▸ Records for processing:
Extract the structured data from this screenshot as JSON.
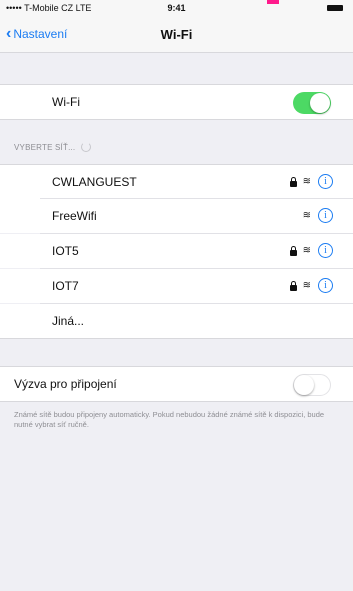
{
  "status_bar": {
    "carrier": "••••• T-Mobile CZ  LTE",
    "time": "9:41"
  },
  "nav": {
    "back_label": "Nastavení",
    "title": "Wi-Fi"
  },
  "wifi_toggle": {
    "label": "Wi-Fi",
    "on": true
  },
  "networks_section": {
    "header": "VYBERTE SÍŤ..."
  },
  "networks": [
    {
      "name": "CWLANGUEST",
      "locked": true
    },
    {
      "name": "FreeWifi",
      "locked": false
    },
    {
      "name": "IOT5",
      "locked": true
    },
    {
      "name": "IOT7",
      "locked": true
    }
  ],
  "other_network_label": "Jiná...",
  "ask_to_join": {
    "label": "Výzva pro připojení",
    "on": false,
    "description": "Známé sítě budou připojeny automaticky. Pokud nebudou žádné známé sítě k dispozici, bude nutné vybrat síť ručně."
  },
  "colors": {
    "accent": "#1b7cf2",
    "toggle_on": "#4cd964",
    "background": "#efeff4"
  }
}
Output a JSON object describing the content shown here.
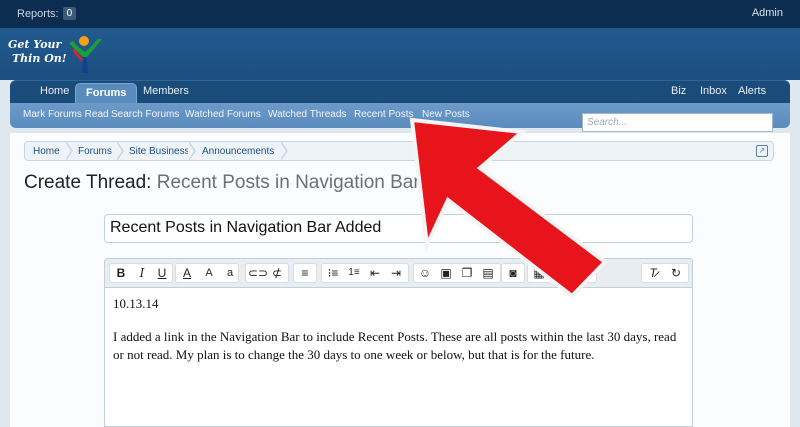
{
  "admin_bar": {
    "reports_label": "Reports:",
    "reports_count": "0",
    "admin_label": "Admin"
  },
  "logo": {
    "line1": "Get Your",
    "line2": "Thin On!"
  },
  "tabs": {
    "home": "Home",
    "forums": "Forums",
    "members": "Members",
    "biz": "Biz",
    "inbox": "Inbox",
    "alerts": "Alerts"
  },
  "subnav": {
    "mark_read": "Mark Forums Read",
    "search_forums": "Search Forums",
    "watched_forums": "Watched Forums",
    "watched_threads": "Watched Threads",
    "recent_posts": "Recent Posts",
    "new_posts": "New Posts"
  },
  "search": {
    "placeholder": "Search..."
  },
  "breadcrumbs": [
    "Home",
    "Forums",
    "Site Business",
    "Announcements"
  ],
  "page_title": {
    "prefix": "Create Thread:",
    "rest": "Recent Posts in Navigation Bar Added"
  },
  "thread_title_value": "Recent Posts in Navigation Bar Added",
  "toolbar_icons": [
    "bold-icon",
    "italic-icon",
    "underline-icon",
    "font-color-icon",
    "font-size-icon",
    "font-family-icon",
    "link-icon",
    "unlink-icon",
    "align-icon",
    "bullet-list-icon",
    "numbered-list-icon",
    "outdent-icon",
    "indent-icon",
    "smilie-icon",
    "image-icon",
    "media-icon",
    "quote-icon",
    "toggle-bbcode-icon",
    "save-draft-icon",
    "undo-icon",
    "remove-format-icon",
    "restore-icon"
  ],
  "toolbar_labels": {
    "bold": "B",
    "italic": "I",
    "underline": "U",
    "font_color": "A",
    "font_size": "A",
    "font_family": "a"
  },
  "editor": {
    "date": "10.13.14",
    "body": "I added a link in the Navigation Bar to include Recent Posts.   These are all posts within the last 30 days, read or not read.  My plan is to change the 30 days to one week or below, but that is for the future."
  },
  "colors": {
    "admin_bar": "#0c2d4f",
    "header": "#1f5587",
    "subnav": "#6493c4",
    "arrow": "#e8141b"
  }
}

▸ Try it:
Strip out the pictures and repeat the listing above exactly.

▸ Answer to the problem:
Extract the structured data from this screenshot as JSON.
{
  "status_bar": {
    "carrier": "••••• T-Mobile CZ  LTE",
    "time": "9:41"
  },
  "nav": {
    "back_label": "Nastavení",
    "title": "Wi-Fi"
  },
  "wifi_toggle": {
    "label": "Wi-Fi",
    "on": true
  },
  "networks_section": {
    "header": "VYBERTE SÍŤ..."
  },
  "networks": [
    {
      "name": "CWLANGUEST",
      "locked": true
    },
    {
      "name": "FreeWifi",
      "locked": false
    },
    {
      "name": "IOT5",
      "locked": true
    },
    {
      "name": "IOT7",
      "locked": true
    }
  ],
  "other_network_label": "Jiná...",
  "ask_to_join": {
    "label": "Výzva pro připojení",
    "on": false,
    "description": "Známé sítě budou připojeny automaticky. Pokud nebudou žádné známé sítě k dispozici, bude nutné vybrat síť ručně."
  },
  "colors": {
    "accent": "#1b7cf2",
    "toggle_on": "#4cd964",
    "background": "#efeff4"
  }
}
Output a JSON object describing the content shown here.
{
  "admin_bar": {
    "reports_label": "Reports:",
    "reports_count": "0",
    "admin_label": "Admin"
  },
  "logo": {
    "line1": "Get Your",
    "line2": "Thin On!"
  },
  "tabs": {
    "home": "Home",
    "forums": "Forums",
    "members": "Members",
    "biz": "Biz",
    "inbox": "Inbox",
    "alerts": "Alerts"
  },
  "subnav": {
    "mark_read": "Mark Forums Read",
    "search_forums": "Search Forums",
    "watched_forums": "Watched Forums",
    "watched_threads": "Watched Threads",
    "recent_posts": "Recent Posts",
    "new_posts": "New Posts"
  },
  "search": {
    "placeholder": "Search..."
  },
  "breadcrumbs": [
    "Home",
    "Forums",
    "Site Business",
    "Announcements"
  ],
  "page_title": {
    "prefix": "Create Thread:",
    "rest": "Recent Posts in Navigation Bar Added"
  },
  "thread_title_value": "Recent Posts in Navigation Bar Added",
  "toolbar_icons": [
    "bold-icon",
    "italic-icon",
    "underline-icon",
    "font-color-icon",
    "font-size-icon",
    "font-family-icon",
    "link-icon",
    "unlink-icon",
    "align-icon",
    "bullet-list-icon",
    "numbered-list-icon",
    "outdent-icon",
    "indent-icon",
    "smilie-icon",
    "image-icon",
    "media-icon",
    "quote-icon",
    "toggle-bbcode-icon",
    "save-draft-icon",
    "undo-icon",
    "remove-format-icon",
    "restore-icon"
  ],
  "toolbar_labels": {
    "bold": "B",
    "italic": "I",
    "underline": "U",
    "font_color": "A",
    "font_size": "A",
    "font_family": "a"
  },
  "editor": {
    "date": "10.13.14",
    "body": "I added a link in the Navigation Bar to include Recent Posts.   These are all posts within the last 30 days, read or not read.  My plan is to change the 30 days to one week or below, but that is for the future."
  },
  "colors": {
    "admin_bar": "#0c2d4f",
    "header": "#1f5587",
    "subnav": "#6493c4",
    "arrow": "#e8141b"
  }
}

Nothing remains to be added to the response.